Dubai's crown prince, Sheikh Hamdan bin Mohammed bin Rashid Al Maktoum, oversaw the project and is now ordering government agencies to use the new font in their official correspondence. Prince Hamdan also shared a video on Twitter touting the Dubai Font as a tool for self-expression. "Expression knows no boundaries or limits. Expression is strength and freedom. It defines who you are," the video states. The prince concludes his tweet with the hashtag #ExpressYou.
But, as The New York Times points out, there are boundaries and limits for expression in Dubai, and in the rest of the United Arab Emirates as a whole. The government restricts freedom of speech and freedom of the press. Even a YouTube sketch comedy video can land you in a maximum-security prison for nine months. "What's missing from Dubai's new motto is a little asterisk with fine print, 'Except that anyone who says something the emirs don't like goes to jail,'" Sarah Leah Whitson, the executive director of the Middle East and North Africa division of Human Rights Watch, tells The New York Times.

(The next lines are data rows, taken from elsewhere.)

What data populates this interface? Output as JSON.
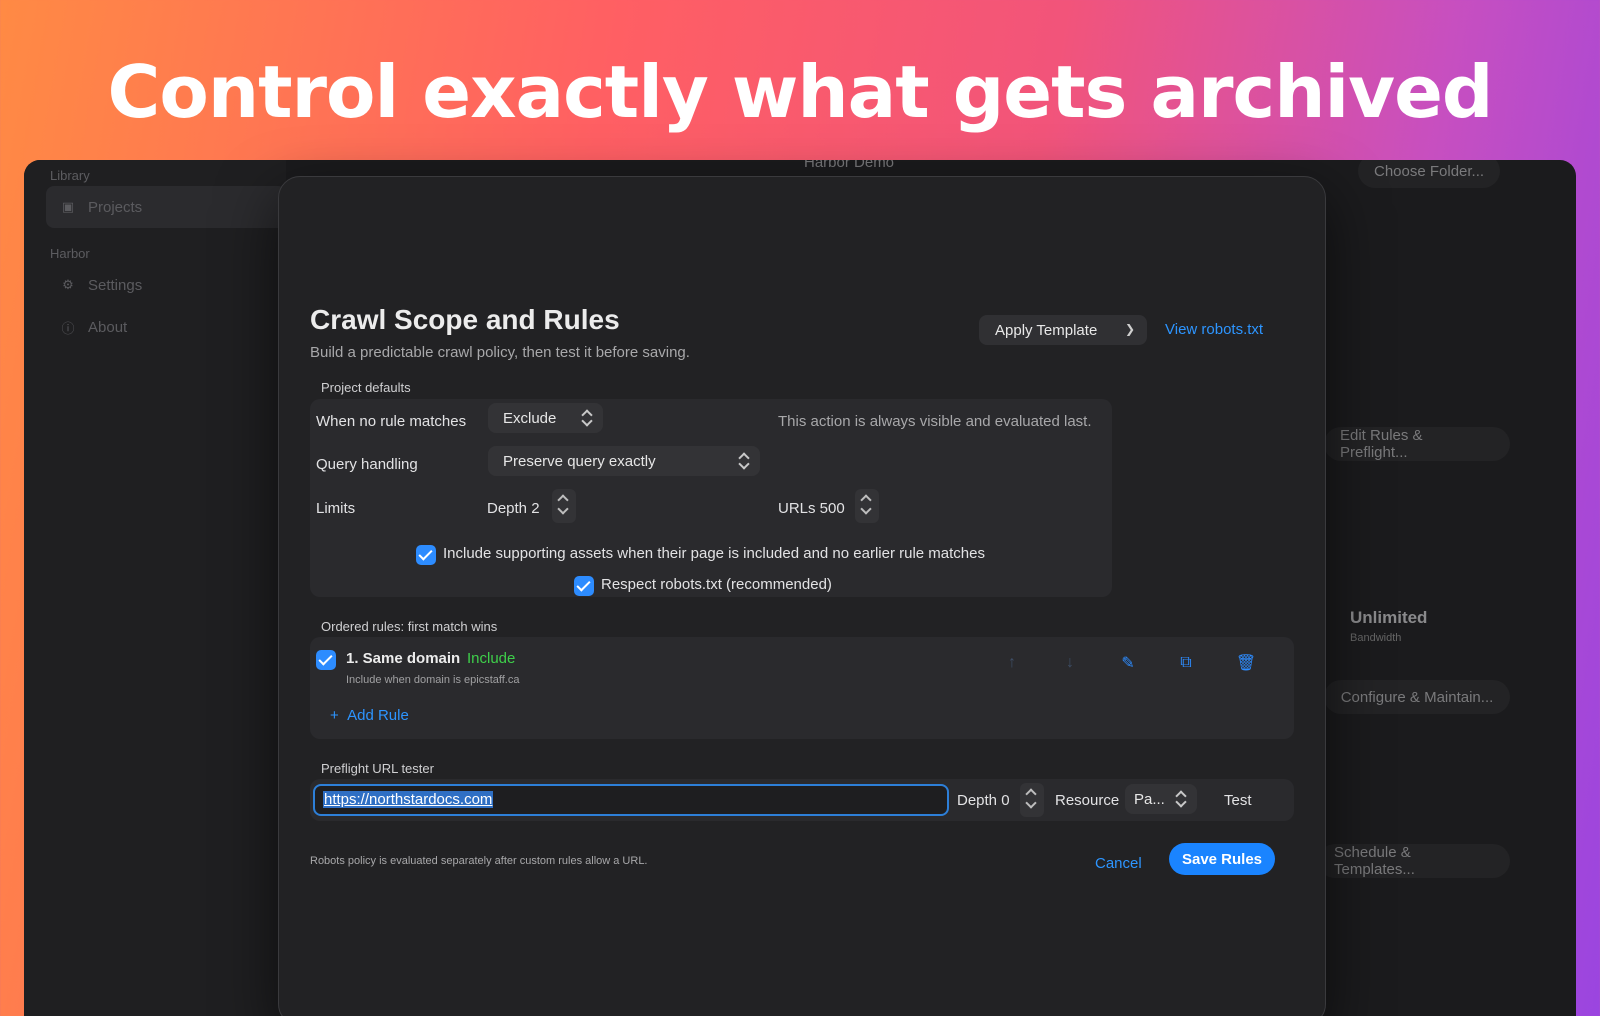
{
  "headline": "Control exactly what gets archived",
  "sidebar": {
    "library_section": "Library",
    "harbor_section": "Harbor",
    "items": [
      {
        "label": "Projects",
        "icon": "box-icon"
      },
      {
        "label": "Settings",
        "icon": "gear-icon"
      },
      {
        "label": "About",
        "icon": "info-icon"
      }
    ]
  },
  "background": {
    "project_name": "Harbor Demo",
    "choose_folder": "Choose Folder...",
    "edit_rules": "Edit Rules & Preflight...",
    "unlimited": "Unlimited",
    "bandwidth": "Bandwidth",
    "configure": "Configure & Maintain...",
    "schedule": "Schedule & Templates..."
  },
  "modal": {
    "title": "Crawl Scope and Rules",
    "subtitle": "Build a predictable crawl policy, then test it before saving.",
    "apply_template": "Apply Template",
    "view_robots": "View robots.txt",
    "defaults": {
      "section_label": "Project defaults",
      "no_match_label": "When no rule matches",
      "no_match_value": "Exclude",
      "no_match_note": "This action is always visible and evaluated last.",
      "query_label": "Query handling",
      "query_value": "Preserve query exactly",
      "limits_label": "Limits",
      "depth_label": "Depth 2",
      "urls_label": "URLs 500",
      "include_assets": "Include supporting assets when their page is included and no earlier rule matches",
      "include_assets_checked": true,
      "respect_robots": "Respect robots.txt (recommended)",
      "respect_robots_checked": true
    },
    "rules": {
      "section_label": "Ordered rules: first match wins",
      "items": [
        {
          "title": "1. Same domain",
          "action": "Include",
          "description": "Include when domain is epicstaff.ca",
          "enabled": true
        }
      ],
      "add_rule": "Add Rule"
    },
    "preflight": {
      "section_label": "Preflight URL tester",
      "url_value": "https://northstardocs.com",
      "depth_label": "Depth 0",
      "resource_label": "Resource",
      "resource_value": "Pa...",
      "test": "Test"
    },
    "footer_note": "Robots policy is evaluated separately after custom rules allow a URL.",
    "cancel": "Cancel",
    "save": "Save Rules"
  },
  "colors": {
    "accent": "#1a84ff",
    "include_green": "#3ecf4a",
    "modal_bg": "#222224"
  }
}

At least the Dubai Font has decent kerning, which is more than can be said for other internet fonts.